BEIRUT, Aug 30 (Reuters) - Lebanon on Friday charged two men, including a Sunni cleric with close ties to the Syrian government, over bomb attacks against two mosques in the northern city of Tripoli last week that killed at least 42 people, judicial sources said.
They said a military court accused Sheikh Ahmad Gharib and Mostafa Houri of forming an armed group to attack government institutions, organising a terrorist cell and preparing the bombs against the two Sunni mosques in Tripoli.
The explosions, which also wounded hundreds, intensified sectarian strife that has spilled over from the civil war in neighbouring Syria where President Bashar al-Assad, from the minority Alawite sect, is facing a largely Sunni-led insurgency against his rule.

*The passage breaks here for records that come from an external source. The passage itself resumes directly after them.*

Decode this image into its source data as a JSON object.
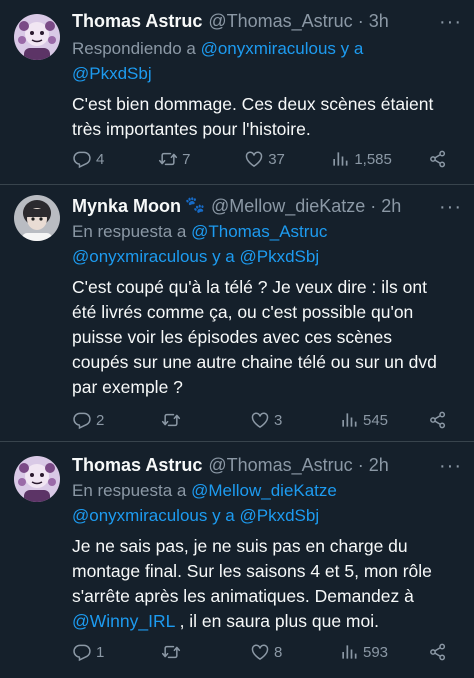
{
  "tweets": [
    {
      "name": "Thomas Astruc",
      "handle": "@Thomas_Astruc",
      "time": "3h",
      "reply_prefix": "Respondiendo a",
      "reply_users": "@onyxmiraculous y a @PkxdSbj",
      "reply_line1_link": "@onyxmiraculous y a",
      "reply_line2_link": "@PkxdSbj",
      "text_lines": [
        "C'est bien dommage. Ces deux scènes étaient",
        "très importantes pour l'histoire."
      ],
      "replies": "4",
      "retweets": "7",
      "likes": "37",
      "views": "1,585"
    },
    {
      "name": "Mynka Moon",
      "emoji": "🐾",
      "handle": "@Mellow_dieKatze",
      "time": "2h",
      "reply_prefix": "En respuesta a",
      "reply_line1_link": "@Thomas_Astruc",
      "reply_line2_link": "@onyxmiraculous y a @PkxdSbj",
      "text_lines": [
        "C'est coupé qu'à la télé ? Je veux dire : ils ont",
        "été livrés comme ça, ou c'est possible qu'on",
        "puisse voir les épisodes avec ces scènes",
        "coupés sur une autre chaine télé ou sur un dvd",
        "par exemple ?"
      ],
      "replies": "2",
      "retweets": "",
      "likes": "3",
      "views": "545"
    },
    {
      "name": "Thomas Astruc",
      "handle": "@Thomas_Astruc",
      "time": "2h",
      "reply_prefix": "En respuesta a",
      "reply_line1_link": "@Mellow_dieKatze",
      "reply_line2_link": "@onyxmiraculous y a @PkxdSbj",
      "text_lines": [
        "Je ne sais pas,  je ne suis pas en charge du",
        "montage final. Sur les saisons 4 et 5, mon rôle",
        "s'arrête après les animatiques. Demandez à"
      ],
      "mention": "@Winny_IRL",
      "text_last": " , il en saura plus que moi.",
      "replies": "1",
      "retweets": "",
      "likes": "8",
      "views": "593"
    }
  ],
  "dot": "·",
  "more": "···",
  "icons": {
    "reply": "reply-icon",
    "retweet": "retweet-icon",
    "like": "like-icon",
    "views": "views-icon",
    "share": "share-icon"
  },
  "colors": {
    "background": "#15202b",
    "text": "#f7f9f9",
    "muted": "#8b98a5",
    "link": "#1d9bf0",
    "separator": "#38444d"
  }
}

Syria had a military presence in Lebanon for 29 years before pulling out in 2005, during which it made allies from different Lebanese sects. But with growing sectarian tension, only a few Lebanese Sunni Muslims remain loyal to Damascus.
Sheikh Hesham Minkara, another pro-Syrian government Sunni cleric, was charged with withholding information from investigators. (Reporting By Stephen Kalin; Editing by Janet Lawrence)